But I have to disagree with his recent post on his CoversSell blog (mirrored on Masthead) about this year's winner in the cover category at the National Magazine Awards.
Bullock felt that the selection of Feathertale Review as best magazine cover flew in the face of commercial realities.Aside from the fact that judges judge the covers which are entered and that he seems not to have noticed the New Yorker parody, he suggest that circulation and commercial success should somehow be a factor in deciding what the "best cover" should be. (That's what I thought the Canadian Newsstand Awards were about.) Anyway, here's what he said, in part:
I suspect that a very small percentage of the magazine junkies in attendance at the Carlu had ever heard of these titles, let alone ever purchased a copy. I suspect an even smaller percentage of Canadians have either. Yet these are the titles held up as the very best examples of what a great cover should look like? I suppose if this were a fashion show, it would be the equivalent of couture vs. ready to wear. On the one hand, creative and edgy, on the other, completely divorced from the reality of what it takes to sell single copies or subscriptions.With a very few exceptions, the magazine awards are, and have always been, based on what is on the page, honouring the work of creators.
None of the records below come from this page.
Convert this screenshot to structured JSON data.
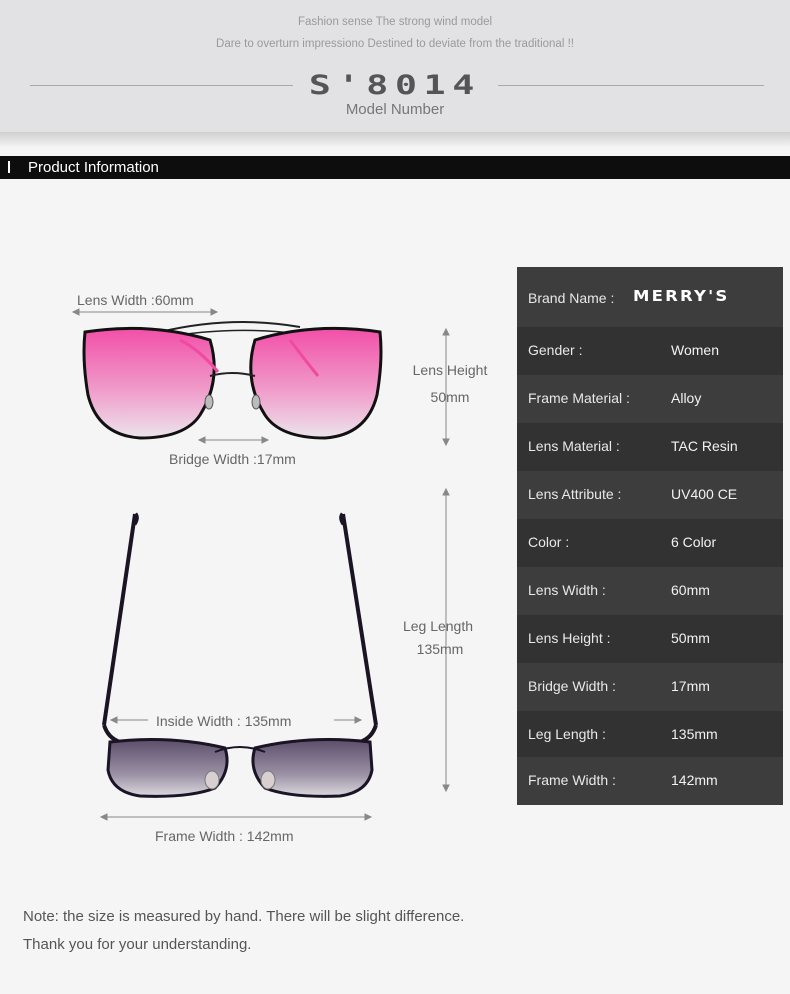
{
  "header": {
    "tagline_1": "Fashion sense The strong wind model",
    "tagline_2": "Dare to overturn impressiono Destined to deviate from the traditional !!",
    "model_number": "S'8014",
    "model_label": "Model Number"
  },
  "section": {
    "title": "Product Information"
  },
  "diagram": {
    "lens_width": "Lens Width :60mm",
    "lens_height_1": "Lens Height",
    "lens_height_2": "50mm",
    "bridge_width": "Bridge Width :17mm",
    "leg_length_1": "Leg Length",
    "leg_length_2": "135mm",
    "inside_width": "Inside  Width : 135mm",
    "frame_width": "Frame Width : 142mm"
  },
  "specs": {
    "brand_key": "Brand Name :",
    "brand_value": "MERRY'S",
    "rows": [
      {
        "key": "Gender :",
        "value": "Women"
      },
      {
        "key": "Frame Material :",
        "value": "Alloy"
      },
      {
        "key": "Lens Material :",
        "value": "TAC Resin"
      },
      {
        "key": "Lens Attribute :",
        "value": "UV400 CE"
      },
      {
        "key": "Color :",
        "value": "6 Color"
      },
      {
        "key": "Lens Width :",
        "value": "60mm"
      },
      {
        "key": "Lens Height :",
        "value": "50mm"
      },
      {
        "key": "Bridge Width :",
        "value": "17mm"
      },
      {
        "key": "Leg Length :",
        "value": "135mm"
      },
      {
        "key": "Frame Width :",
        "value": "142mm"
      }
    ]
  },
  "note": {
    "line_1": "Note: the size is measured by hand. There will be slight difference.",
    "line_2": "Thank you for your understanding."
  },
  "colors": {
    "lens_top": "#f24fa8",
    "lens_bottom": "#e9dde8",
    "dark_lens_top": "#6a5a78",
    "dark_lens_bottom": "#d8d4da",
    "table_bg": "#323232",
    "table_alt": "#3d3d3d"
  }
}
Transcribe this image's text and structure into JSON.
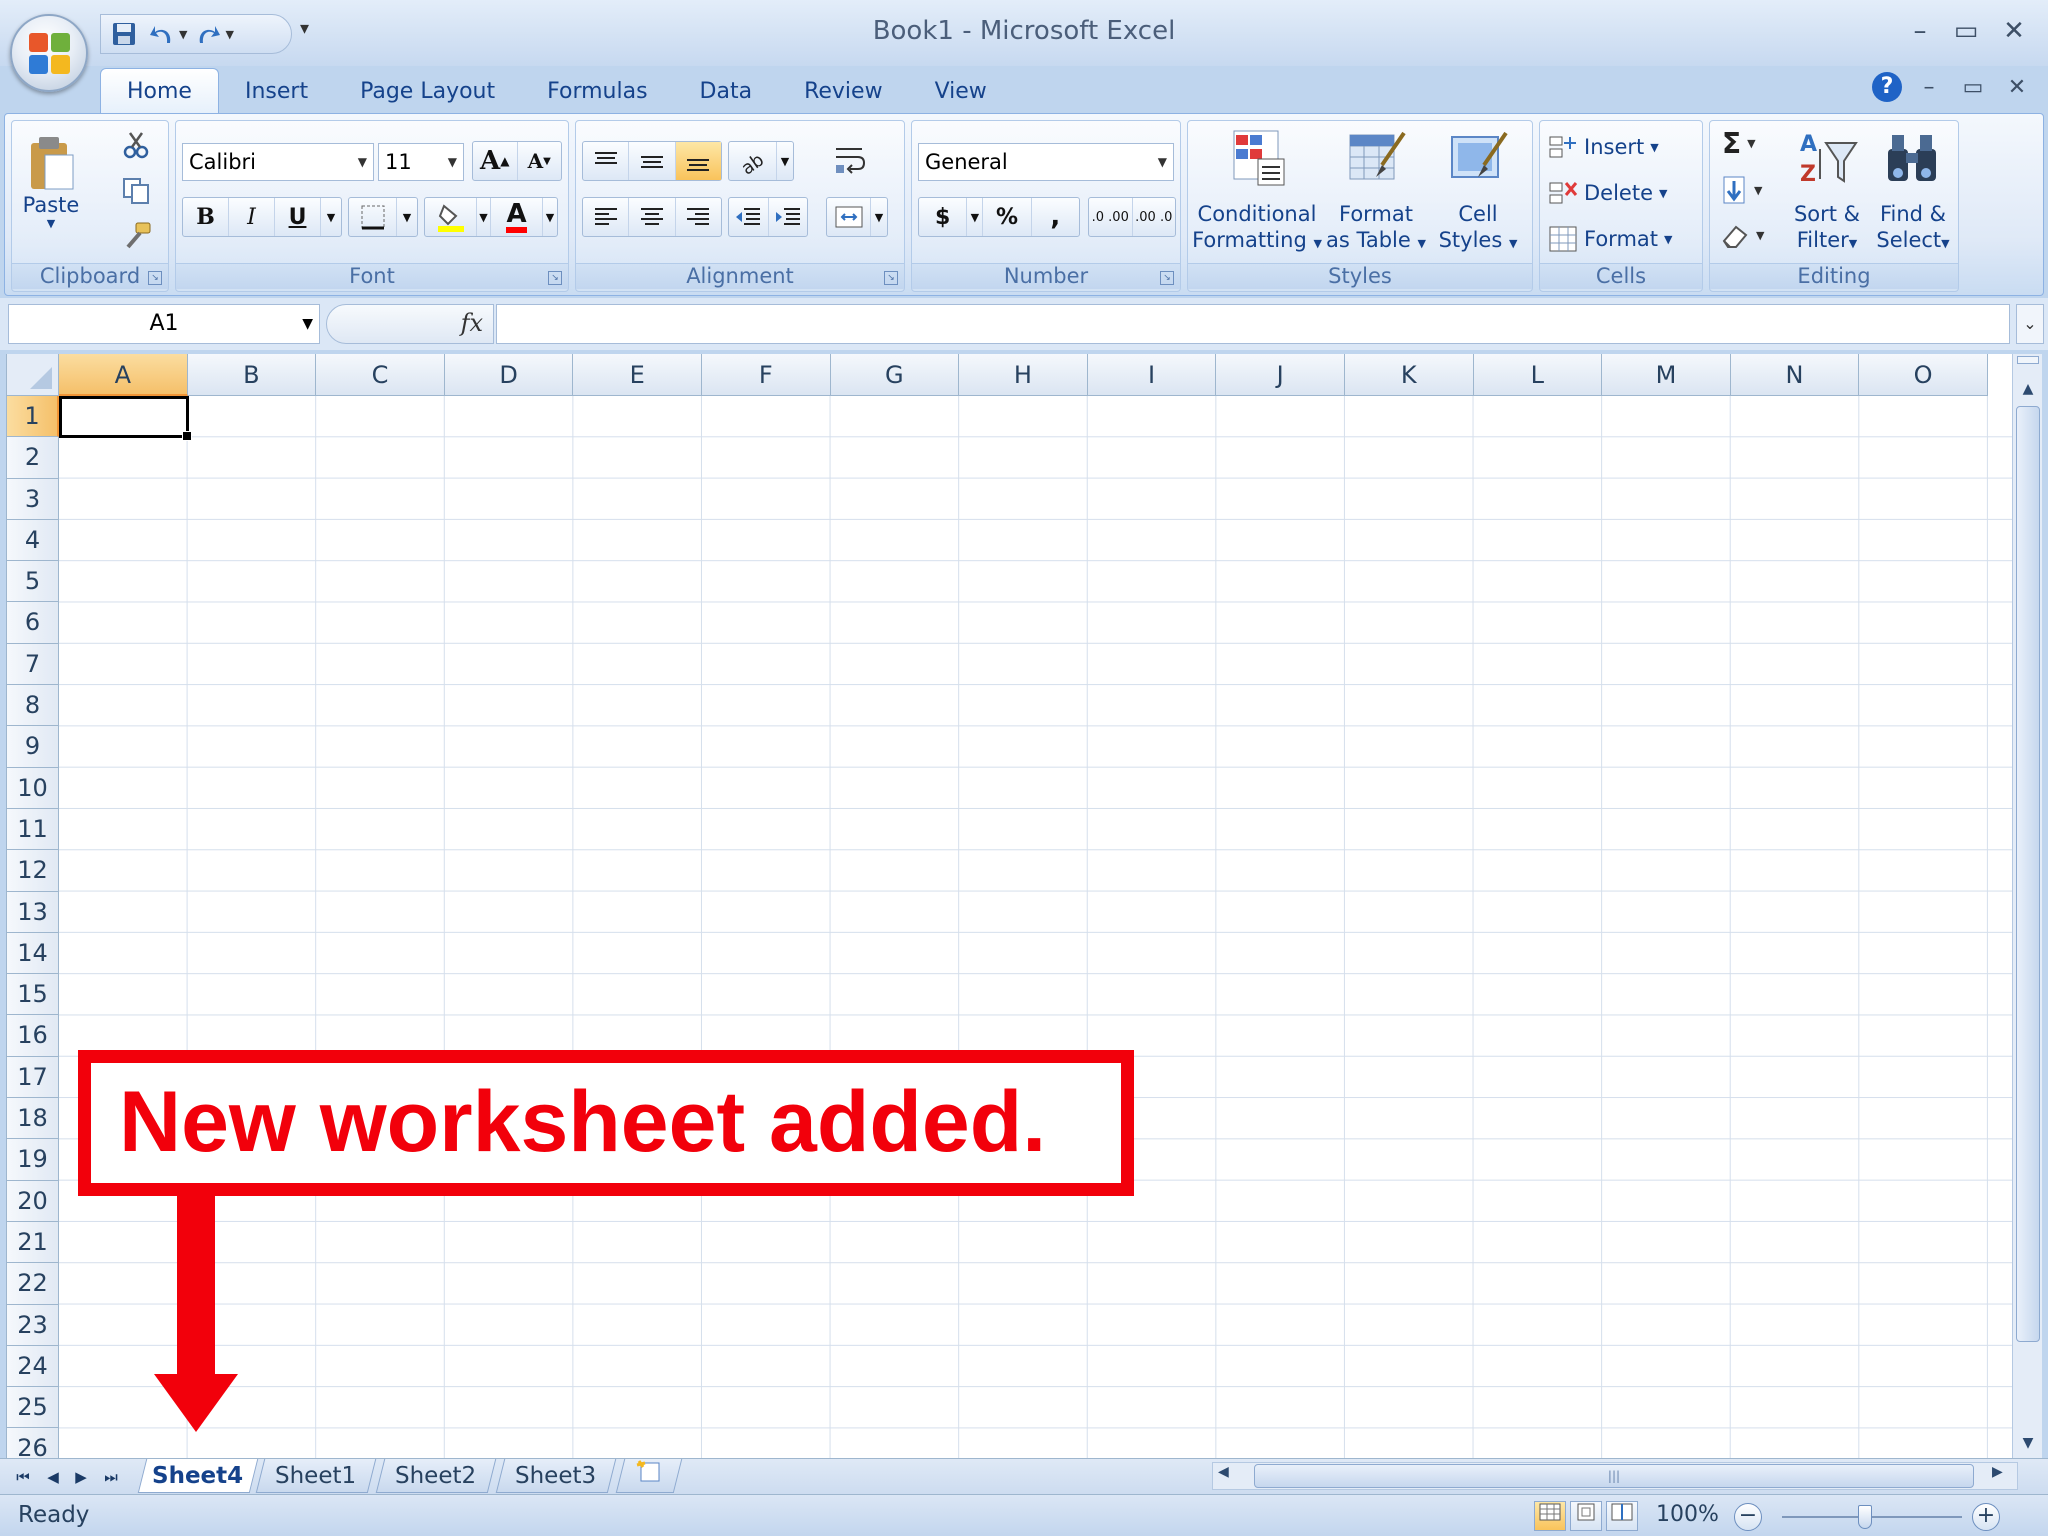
{
  "window": {
    "title": "Book1 - Microsoft Excel",
    "controls": {
      "minimize": "–",
      "restore": "▭",
      "close": "✕"
    }
  },
  "quick_access": {
    "customize": "▾"
  },
  "tabs": [
    "Home",
    "Insert",
    "Page Layout",
    "Formulas",
    "Data",
    "Review",
    "View"
  ],
  "active_tab": "Home",
  "help": "?",
  "ribbon": {
    "clipboard": {
      "label": "Clipboard",
      "paste": "Paste"
    },
    "font": {
      "label": "Font",
      "name": "Calibri",
      "size": "11",
      "bold": "B",
      "italic": "I",
      "underline": "U",
      "grow": "A",
      "shrink": "A",
      "color_letter": "A"
    },
    "alignment": {
      "label": "Alignment"
    },
    "number": {
      "label": "Number",
      "format": "General",
      "currency": "$",
      "percent": "%",
      "comma": ",",
      "inc_decimal": ".0 .00",
      "dec_decimal": ".00 .0"
    },
    "styles": {
      "label": "Styles",
      "conditional": [
        "Conditional",
        "Formatting"
      ],
      "format_table": [
        "Format",
        "as Table"
      ],
      "cell_styles": [
        "Cell",
        "Styles"
      ]
    },
    "cells": {
      "label": "Cells",
      "insert": "Insert",
      "delete": "Delete",
      "format": "Format"
    },
    "editing": {
      "label": "Editing",
      "sigma": "Σ",
      "sort": [
        "Sort &",
        "Filter"
      ],
      "find": [
        "Find &",
        "Select"
      ]
    }
  },
  "formula_bar": {
    "name_box": "A1",
    "fx": "fx",
    "value": ""
  },
  "grid": {
    "columns": [
      "A",
      "B",
      "C",
      "D",
      "E",
      "F",
      "G",
      "H",
      "I",
      "J",
      "K",
      "L",
      "M",
      "N",
      "O"
    ],
    "rows": [
      "1",
      "2",
      "3",
      "4",
      "5",
      "6",
      "7",
      "8",
      "9",
      "10",
      "11",
      "12",
      "13",
      "14",
      "15",
      "16",
      "17",
      "18",
      "19",
      "20",
      "21",
      "22",
      "23",
      "24",
      "25",
      "26"
    ],
    "active_cell": "A1"
  },
  "sheet_tabs": [
    "Sheet4",
    "Sheet1",
    "Sheet2",
    "Sheet3"
  ],
  "active_sheet": "Sheet4",
  "status": {
    "text": "Ready",
    "zoom": "100%"
  },
  "annotation": {
    "text": "New worksheet added."
  },
  "colors": {
    "annotation_red": "#f2000b",
    "selection_orange": "#f5c06a",
    "ribbon_blue": "#15428b"
  }
}
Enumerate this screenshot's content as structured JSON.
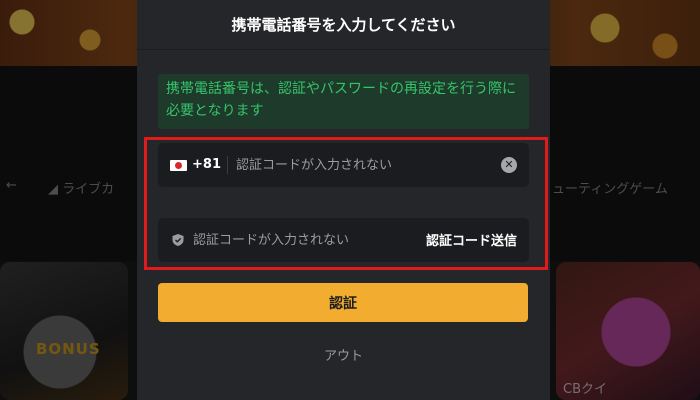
{
  "background": {
    "nav_left": "ライブカ",
    "nav_right": "ューティングゲーム",
    "tile_left_label": "BONUS",
    "tile_right_label": "CBクイ"
  },
  "modal": {
    "title": "携帯電話番号を入力してください",
    "notice": "携帯電話番号は、認証やパスワードの再設定を行う際に必要となります",
    "phone": {
      "country_code": "+81",
      "placeholder": "認証コードが入力されない",
      "clear_icon": "close-circle-icon"
    },
    "verification": {
      "placeholder": "認証コードが入力されない",
      "send_label": "認証コード送信",
      "shield_icon": "shield-icon"
    },
    "submit_label": "認証",
    "logout_label": "アウト"
  },
  "colors": {
    "accent": "#f2ac2f",
    "notice_text": "#36c46b",
    "highlight": "#e01b1b"
  }
}
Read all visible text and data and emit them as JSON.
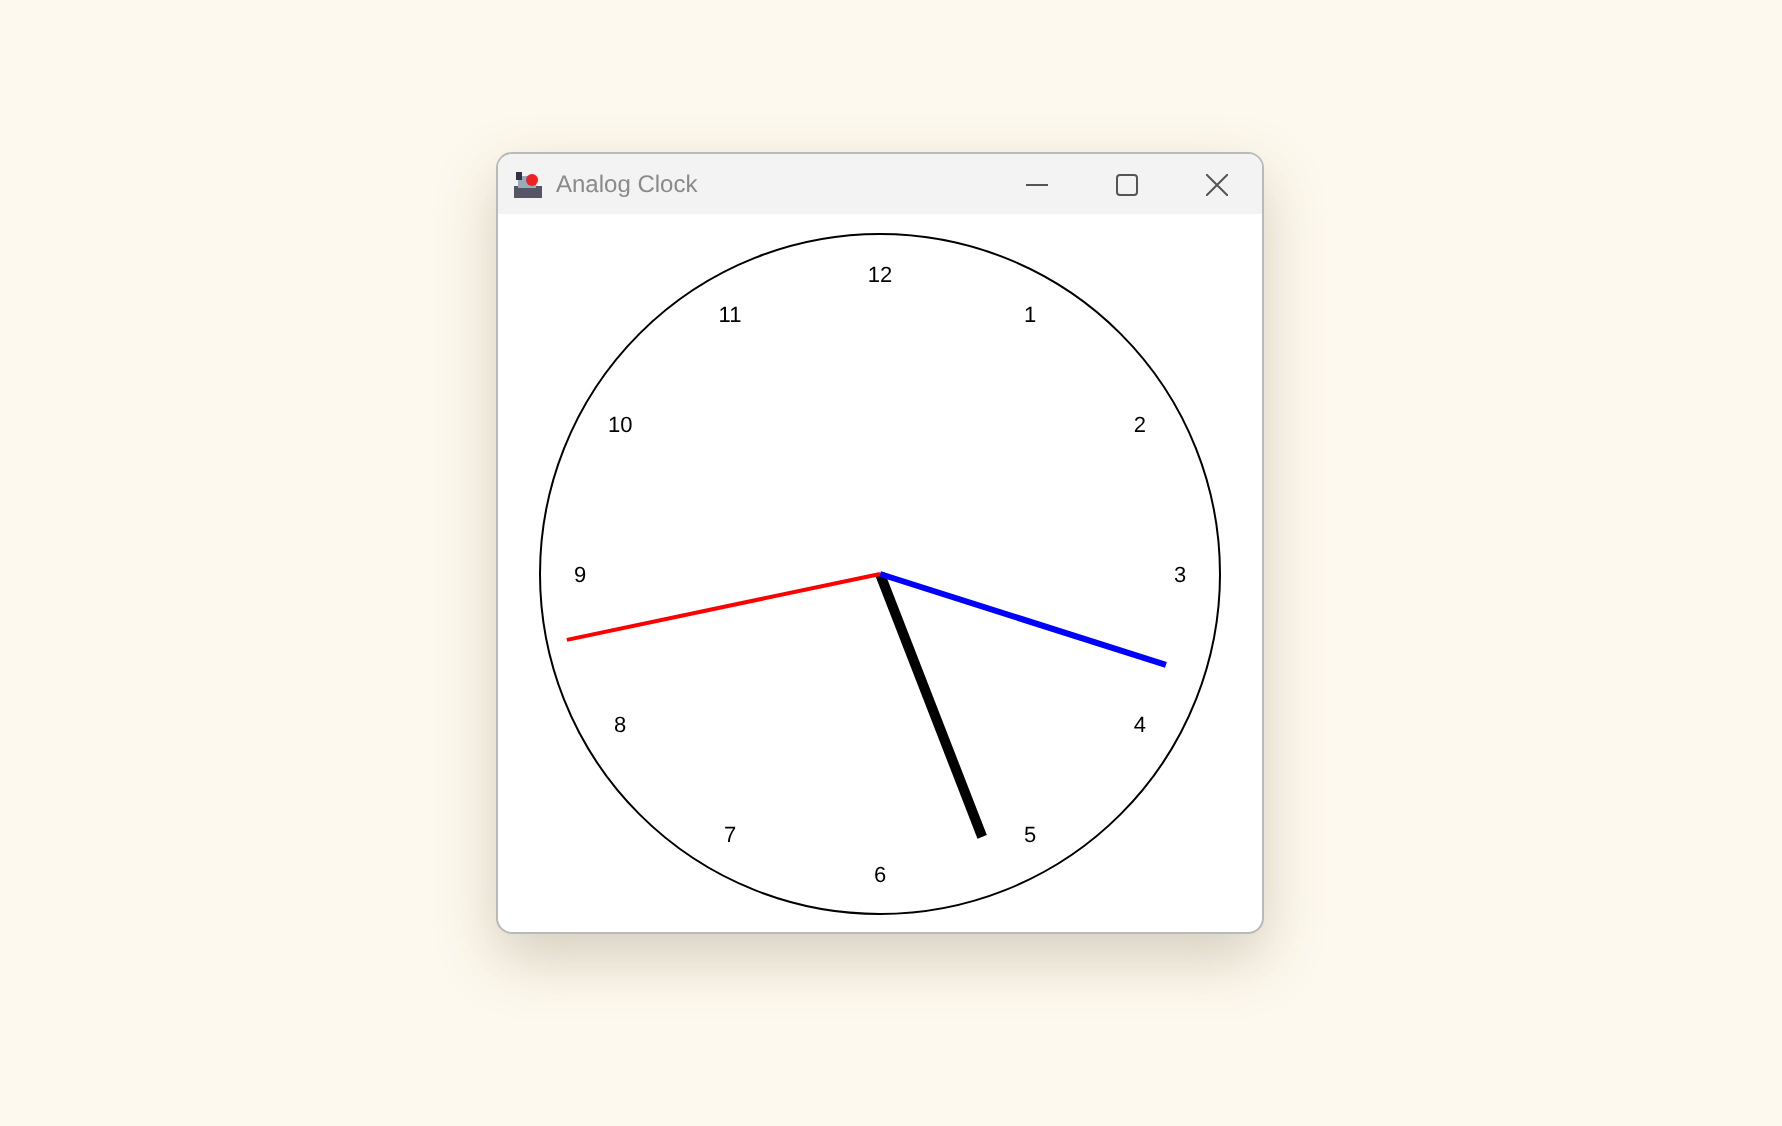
{
  "window": {
    "title": "Analog Clock"
  },
  "clock": {
    "numerals": [
      "12",
      "1",
      "2",
      "3",
      "4",
      "5",
      "6",
      "7",
      "8",
      "9",
      "10",
      "11"
    ],
    "hands": [
      {
        "kind": "hour"
      },
      {
        "kind": "minute"
      },
      {
        "kind": "second"
      }
    ]
  }
}
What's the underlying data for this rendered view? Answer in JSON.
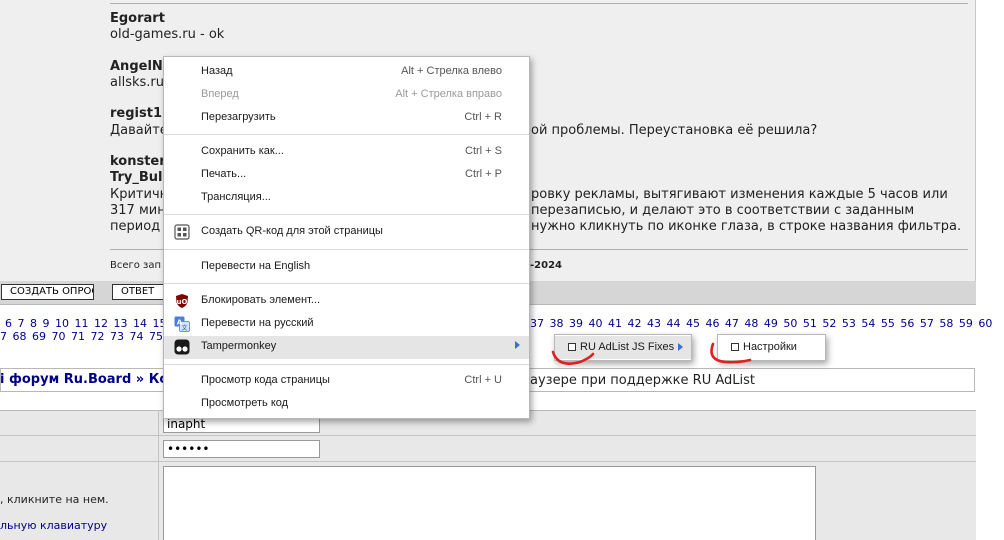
{
  "posts": [
    {
      "author": "Egorart",
      "text": "old-games.ru - ok"
    },
    {
      "author": "AngelN",
      "text": "allsks.ru"
    },
    {
      "author": "regist1",
      "text": "Давайте",
      "text_right": "ой проблемы. Переустановка её решила?"
    },
    {
      "author": "konster",
      "author2": "Try_Bul",
      "lines_left": [
        "Критичн",
        "317 мин",
        "период"
      ],
      "lines_right": [
        "ровку рекламы, вытягивают изменения каждые 5 часов или",
        "перезаписью, и делают это в соответствии с заданным",
        "нужно кликнуть по иконке глаза, в строке названия фильтра."
      ]
    }
  ],
  "footer": {
    "total_prefix": "Всего зап",
    "date_suffix": "-2024"
  },
  "buttons": {
    "create_poll": "СОЗДАТЬ ОПРОС",
    "reply": "ОТВЕТ"
  },
  "pagination": {
    "row1_left": "6 7 8 9 10 11 12 13 14 15 1",
    "row1_right": "37 38 39 40 41 42 43 44 45 46 47 48 49 50 51 52 53 54 55 56 57 58 59 60",
    "row2": "7 68 69 70 71 72 73 74 75 7"
  },
  "breadcrumb": {
    "text": "i форум Ru.Board » Ко",
    "topic_tail": "аузере при поддержке RU AdList"
  },
  "form": {
    "login_value": "inapht",
    "password_value": "••••••",
    "hint_click": ", кликните на нем.",
    "hint_keyboard": "льную клавиатуру"
  },
  "context_menu": {
    "items": [
      {
        "label": "Назад",
        "shortcut": "Alt + Стрелка влево",
        "disabled": false
      },
      {
        "label": "Вперед",
        "shortcut": "Alt + Стрелка вправо",
        "disabled": true
      },
      {
        "label": "Перезагрузить",
        "shortcut": "Ctrl + R",
        "disabled": false
      },
      {
        "label": "Сохранить как...",
        "shortcut": "Ctrl + S",
        "disabled": false
      },
      {
        "label": "Печать...",
        "shortcut": "Ctrl + P",
        "disabled": false
      },
      {
        "label": "Трансляция...",
        "shortcut": "",
        "disabled": false
      },
      {
        "label": "Создать QR-код для этой страницы",
        "shortcut": "",
        "icon": "qr-code-icon"
      },
      {
        "label": "Перевести на English",
        "shortcut": ""
      },
      {
        "label": "Блокировать элемент...",
        "shortcut": "",
        "icon": "ublock-origin-icon"
      },
      {
        "label": "Перевести на русский",
        "shortcut": "",
        "icon": "translate-icon"
      },
      {
        "label": "Tampermonkey",
        "shortcut": "",
        "icon": "tampermonkey-icon",
        "highlighted": true
      },
      {
        "label": "Просмотр кода страницы",
        "shortcut": "Ctrl + U"
      },
      {
        "label": "Просмотреть код",
        "shortcut": ""
      }
    ]
  },
  "submenu1": {
    "label": "RU AdList JS Fixes"
  },
  "submenu2": {
    "label": "Настройки"
  },
  "colors": {
    "link": "#00008b",
    "highlight": "#e5e5e5",
    "annotation": "#e02020",
    "submenu_arrow": "#3b6fd0"
  }
}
Not marketers. Not distributors. Not even readers. And how many copies are distributed is irrelevant. Again, you enter, you're judged against all other entries and you win, or not. I have no inside information on how the judges decided, but I have absolutely no problem with Feathertale being the winner.